The Praise House served as a place of spiritual outlet where fast-paced rhythmic hand clapping accompanied ring shout (spiritual) songs while participants moved counterclockwise in a circle, making certain never to cross their feet. Aspects of the ring shout are related to the communal dances found in many West African traditions. The word shout is thought to be derived from saut, a West African word of Arabic origin that describes an Islamic religious movement performed to exhaustion.
Because of isolation, islanders policed themselves. Therefore, the praise house also functioned as a place where disputes among neighbors, husbands, and wives, and community members would be solved. Elders would gather the disputing parties together and mediate a resolution to the problems or issues.
The Praise House is an aspect of West African heritage that has survived at each stage of the circle of African existence on the Sea Islands along with rice, language, and spirituality persisting as cultural threads well into the twenty-first century.
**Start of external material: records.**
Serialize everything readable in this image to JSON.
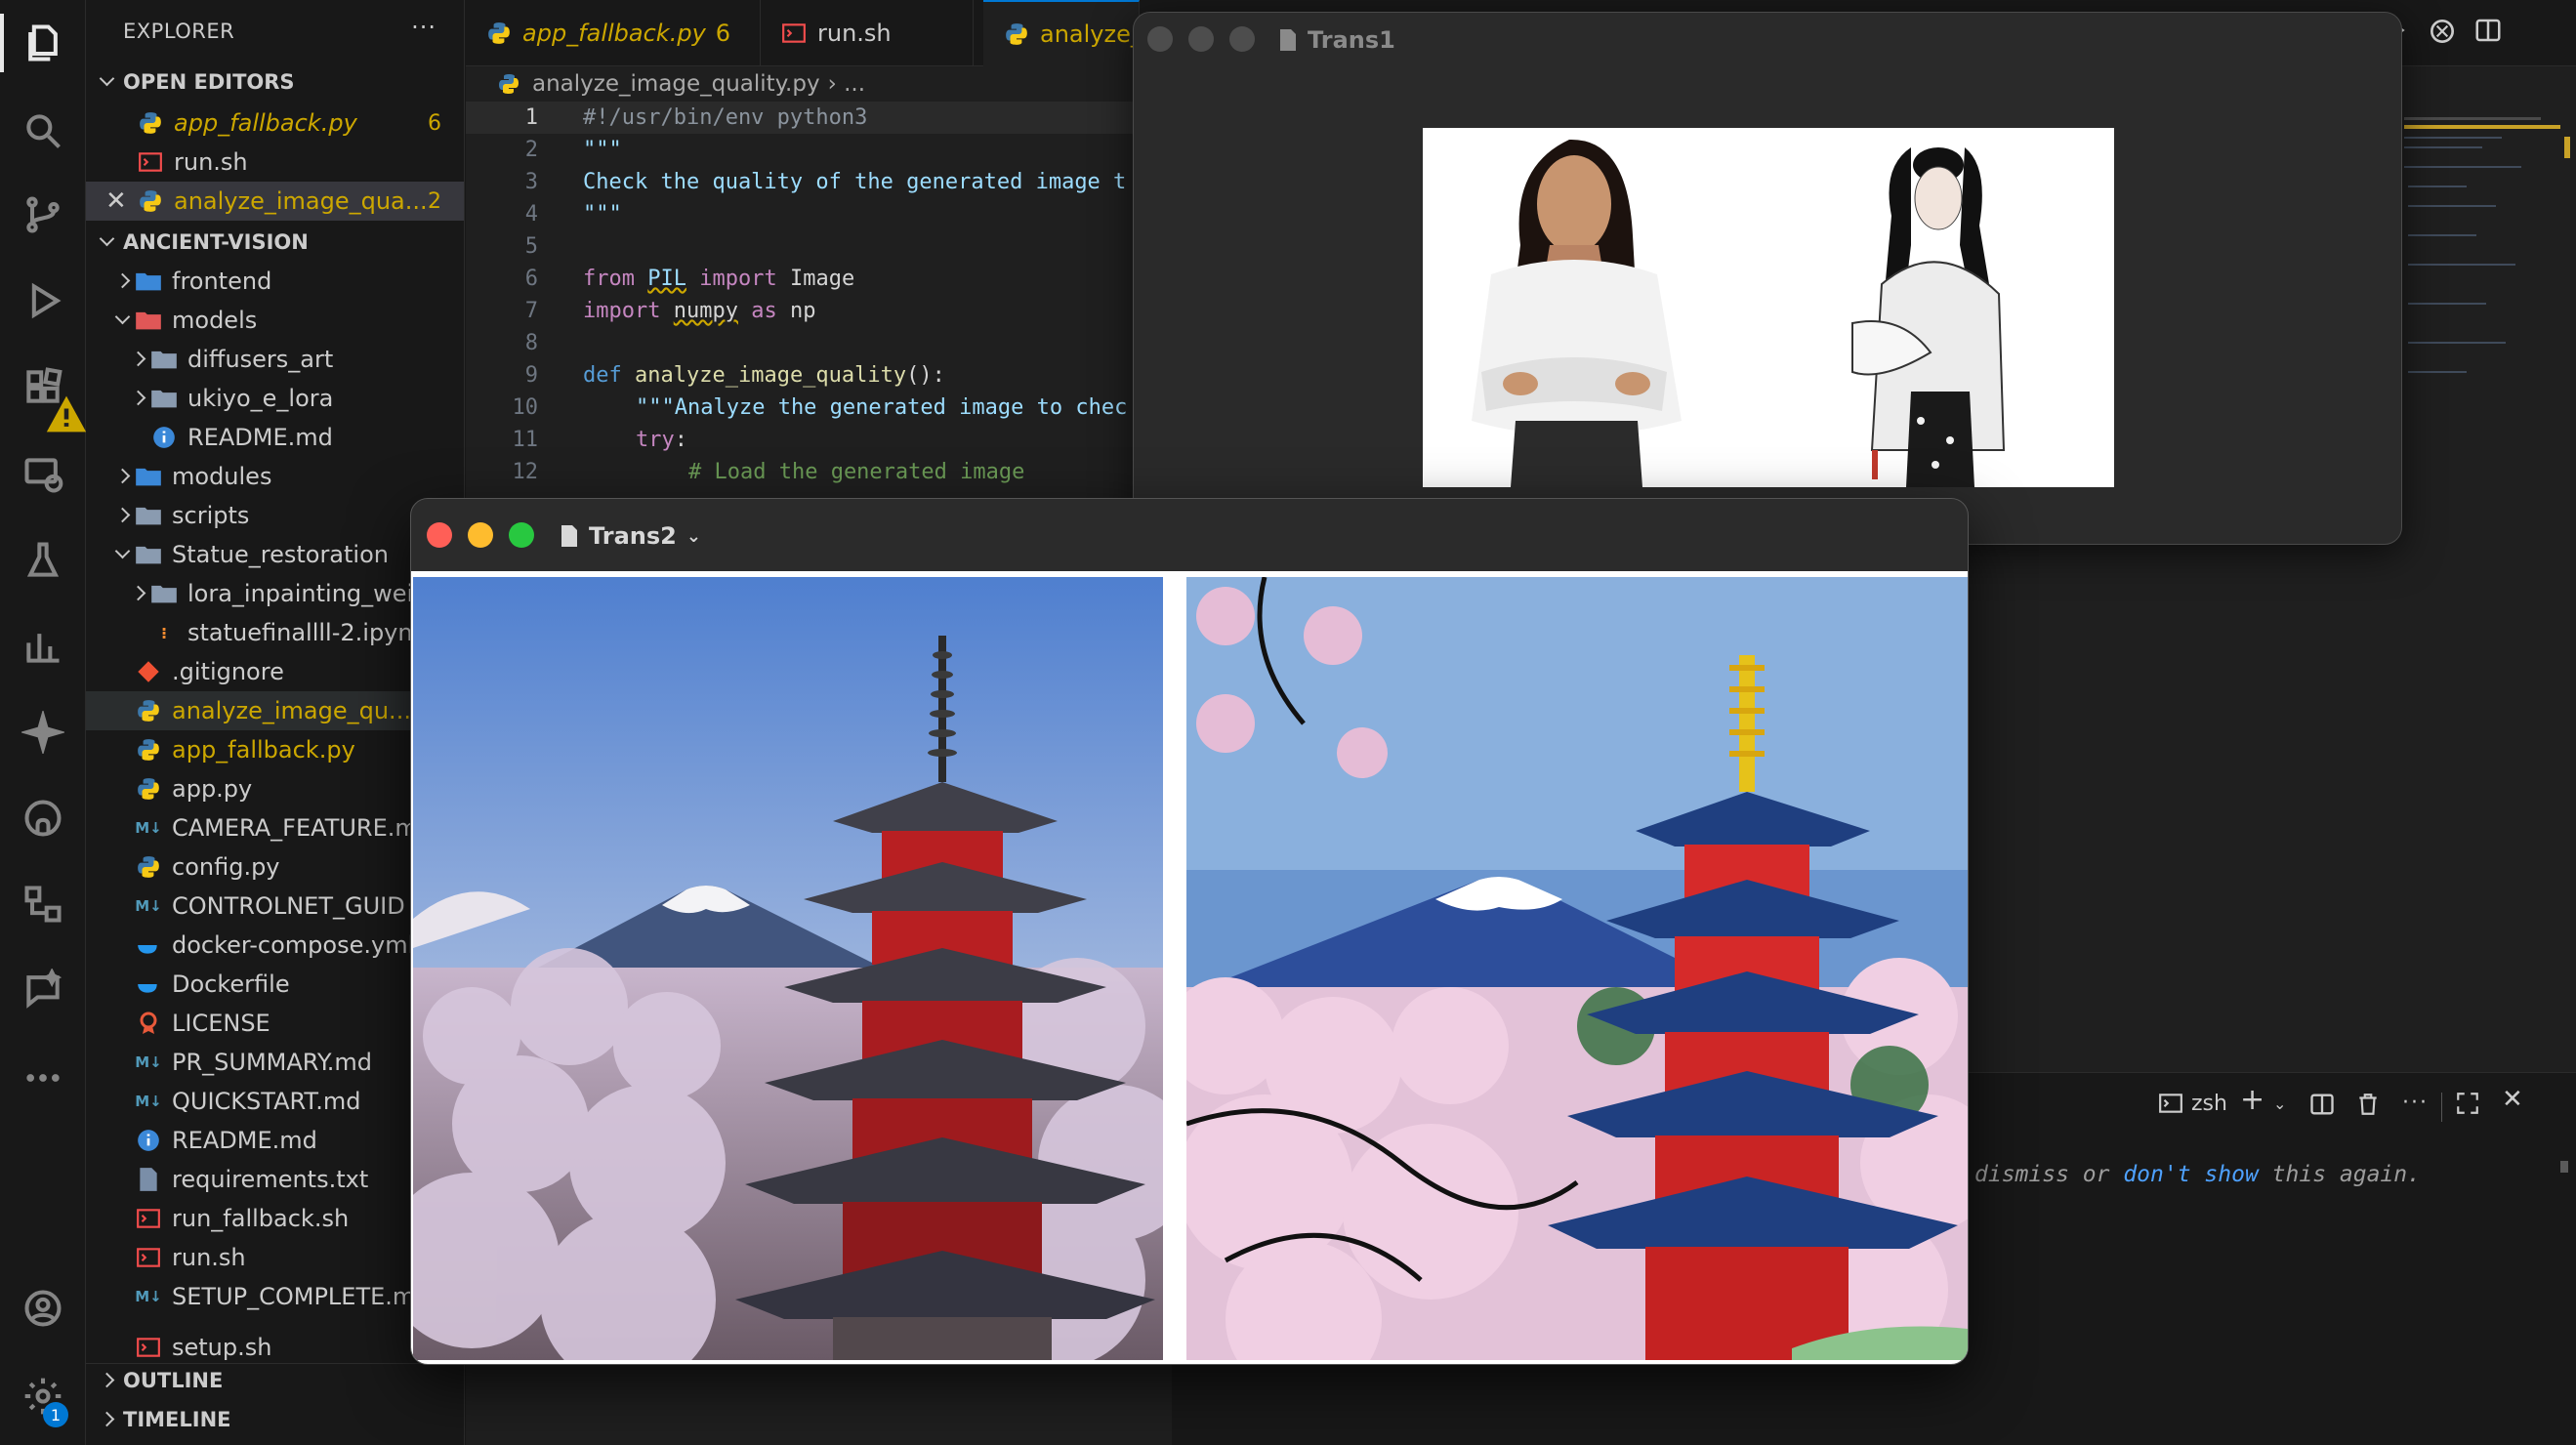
{
  "sidebar": {
    "title": "EXPLORER",
    "more": "···",
    "open_editors_header": "OPEN EDITORS",
    "open_editors": [
      {
        "name": "app_fallback.py",
        "count": "6"
      },
      {
        "name": "run.sh",
        "count": ""
      },
      {
        "name": "analyze_image_qua...",
        "count": "2"
      }
    ],
    "project_header": "ANCIENT-VISION",
    "tree": [
      {
        "name": "frontend"
      },
      {
        "name": "models"
      },
      {
        "name": "diffusers_art"
      },
      {
        "name": "ukiyo_e_lora"
      },
      {
        "name": "README.md"
      },
      {
        "name": "modules"
      },
      {
        "name": "scripts"
      },
      {
        "name": "Statue_restoration"
      },
      {
        "name": "lora_inpainting_weig"
      },
      {
        "name": "statuefinallll-2.ipyn"
      },
      {
        "name": ".gitignore"
      },
      {
        "name": "analyze_image_qu..."
      },
      {
        "name": "app_fallback.py"
      },
      {
        "name": "app.py"
      },
      {
        "name": "CAMERA_FEATURE.m"
      },
      {
        "name": "config.py"
      },
      {
        "name": "CONTROLNET_GUID"
      },
      {
        "name": "docker-compose.yml"
      },
      {
        "name": "Dockerfile"
      },
      {
        "name": "LICENSE"
      },
      {
        "name": "PR_SUMMARY.md"
      },
      {
        "name": "QUICKSTART.md"
      },
      {
        "name": "README.md"
      },
      {
        "name": "requirements.txt"
      },
      {
        "name": "run_fallback.sh"
      },
      {
        "name": "run.sh"
      },
      {
        "name": "SETUP_COMPLETE.m"
      },
      {
        "name": "setup.sh"
      }
    ],
    "outline_header": "OUTLINE",
    "timeline_header": "TIMELINE"
  },
  "tabs": [
    {
      "label": "app_fallback.py",
      "count": "6"
    },
    {
      "label": "run.sh"
    },
    {
      "label": "analyze_"
    }
  ],
  "breadcrumb": {
    "file": "analyze_image_quality.py",
    "rest": "› ..."
  },
  "code": {
    "line_numbers": [
      "1",
      "2",
      "3",
      "4",
      "5",
      "6",
      "7",
      "8",
      "9",
      "10",
      "11",
      "12"
    ],
    "l1": "#!/usr/bin/env python3",
    "l2": "\"\"\"",
    "l3": "Check the quality of the generated image t",
    "l4": "\"\"\"",
    "l6_from": "from",
    "l6_mod": "PIL",
    "l6_import": "import",
    "l6_name": "Image",
    "l7_import": "import",
    "l7_mod": "numpy",
    "l7_as": "as",
    "l7_alias": "np",
    "l9_def": "def",
    "l9_fn": "analyze_image_quality",
    "l9_rest": "():",
    "l10": "\"\"\"Analyze the generated image to chec",
    "l11_try": "try",
    "l11_colon": ":",
    "l12": "# Load the generated image"
  },
  "terminal": {
    "shell": "zsh",
    "hint_prefix": "dismiss or ",
    "hint_link": "don't show",
    "hint_suffix": " this again."
  },
  "window1": {
    "title": "Trans1"
  },
  "window2": {
    "title": "Trans2"
  },
  "colors": {
    "accent": "#0078d4",
    "warning": "#cca700"
  }
}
Therefore Geechee/Gullah culture on the Sea Islands has retained a heritage that spans two continents.